-------- MATERIAL PROVIDED --------

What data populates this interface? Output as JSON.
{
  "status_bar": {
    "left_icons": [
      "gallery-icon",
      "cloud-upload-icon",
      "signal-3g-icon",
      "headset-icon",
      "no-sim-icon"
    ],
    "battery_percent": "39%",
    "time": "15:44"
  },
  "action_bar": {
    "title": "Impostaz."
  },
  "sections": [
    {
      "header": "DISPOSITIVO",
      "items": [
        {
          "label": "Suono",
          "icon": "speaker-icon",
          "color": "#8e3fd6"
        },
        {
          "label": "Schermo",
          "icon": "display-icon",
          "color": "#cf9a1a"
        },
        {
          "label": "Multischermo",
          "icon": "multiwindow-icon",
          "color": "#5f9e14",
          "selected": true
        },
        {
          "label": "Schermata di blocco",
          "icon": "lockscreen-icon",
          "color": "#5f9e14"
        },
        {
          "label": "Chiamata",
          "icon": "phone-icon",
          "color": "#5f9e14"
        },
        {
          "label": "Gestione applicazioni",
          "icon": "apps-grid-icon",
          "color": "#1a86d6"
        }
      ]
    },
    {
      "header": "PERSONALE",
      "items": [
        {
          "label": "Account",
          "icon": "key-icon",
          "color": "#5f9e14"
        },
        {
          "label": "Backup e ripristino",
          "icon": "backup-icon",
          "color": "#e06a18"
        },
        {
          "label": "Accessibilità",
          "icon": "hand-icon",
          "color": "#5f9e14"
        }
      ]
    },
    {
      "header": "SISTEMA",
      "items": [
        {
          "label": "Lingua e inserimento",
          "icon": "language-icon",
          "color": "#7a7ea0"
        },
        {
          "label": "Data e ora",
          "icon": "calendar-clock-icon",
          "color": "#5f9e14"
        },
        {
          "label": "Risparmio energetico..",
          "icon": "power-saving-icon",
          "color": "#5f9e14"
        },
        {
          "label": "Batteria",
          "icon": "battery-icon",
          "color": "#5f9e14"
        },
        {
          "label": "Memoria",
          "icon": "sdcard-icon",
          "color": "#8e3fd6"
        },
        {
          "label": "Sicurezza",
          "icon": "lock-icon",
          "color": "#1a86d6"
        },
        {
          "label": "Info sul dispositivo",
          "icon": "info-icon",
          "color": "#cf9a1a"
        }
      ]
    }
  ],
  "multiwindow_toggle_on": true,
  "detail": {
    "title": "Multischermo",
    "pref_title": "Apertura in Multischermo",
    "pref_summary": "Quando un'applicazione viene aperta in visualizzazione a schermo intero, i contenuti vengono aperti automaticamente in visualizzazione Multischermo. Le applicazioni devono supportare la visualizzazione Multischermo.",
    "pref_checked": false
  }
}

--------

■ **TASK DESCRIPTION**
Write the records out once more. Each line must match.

■ **TASK RESPONSE**
What data populates this interface? Output as JSON.
{
  "status_bar": {
    "left_icons": [
      "gallery-icon",
      "cloud-upload-icon",
      "signal-3g-icon",
      "headset-icon",
      "no-sim-icon"
    ],
    "battery_percent": "39%",
    "time": "15:44"
  },
  "action_bar": {
    "title": "Impostaz."
  },
  "sections": [
    {
      "header": "DISPOSITIVO",
      "items": [
        {
          "label": "Suono",
          "icon": "speaker-icon",
          "color": "#8e3fd6"
        },
        {
          "label": "Schermo",
          "icon": "display-icon",
          "color": "#cf9a1a"
        },
        {
          "label": "Multischermo",
          "icon": "multiwindow-icon",
          "color": "#5f9e14",
          "selected": true
        },
        {
          "label": "Schermata di blocco",
          "icon": "lockscreen-icon",
          "color": "#5f9e14"
        },
        {
          "label": "Chiamata",
          "icon": "phone-icon",
          "color": "#5f9e14"
        },
        {
          "label": "Gestione applicazioni",
          "icon": "apps-grid-icon",
          "color": "#1a86d6"
        }
      ]
    },
    {
      "header": "PERSONALE",
      "items": [
        {
          "label": "Account",
          "icon": "key-icon",
          "color": "#5f9e14"
        },
        {
          "label": "Backup e ripristino",
          "icon": "backup-icon",
          "color": "#e06a18"
        },
        {
          "label": "Accessibilità",
          "icon": "hand-icon",
          "color": "#5f9e14"
        }
      ]
    },
    {
      "header": "SISTEMA",
      "items": [
        {
          "label": "Lingua e inserimento",
          "icon": "language-icon",
          "color": "#7a7ea0"
        },
        {
          "label": "Data e ora",
          "icon": "calendar-clock-icon",
          "color": "#5f9e14"
        },
        {
          "label": "Risparmio energetico..",
          "icon": "power-saving-icon",
          "color": "#5f9e14"
        },
        {
          "label": "Batteria",
          "icon": "battery-icon",
          "color": "#5f9e14"
        },
        {
          "label": "Memoria",
          "icon": "sdcard-icon",
          "color": "#8e3fd6"
        },
        {
          "label": "Sicurezza",
          "icon": "lock-icon",
          "color": "#1a86d6"
        },
        {
          "label": "Info sul dispositivo",
          "icon": "info-icon",
          "color": "#cf9a1a"
        }
      ]
    }
  ],
  "multiwindow_toggle_on": true,
  "detail": {
    "title": "Multischermo",
    "pref_title": "Apertura in Multischermo",
    "pref_summary": "Quando un'applicazione viene aperta in visualizzazione a schermo intero, i contenuti vengono aperti automaticamente in visualizzazione Multischermo. Le applicazioni devono supportare la visualizzazione Multischermo.",
    "pref_checked": false
  }
}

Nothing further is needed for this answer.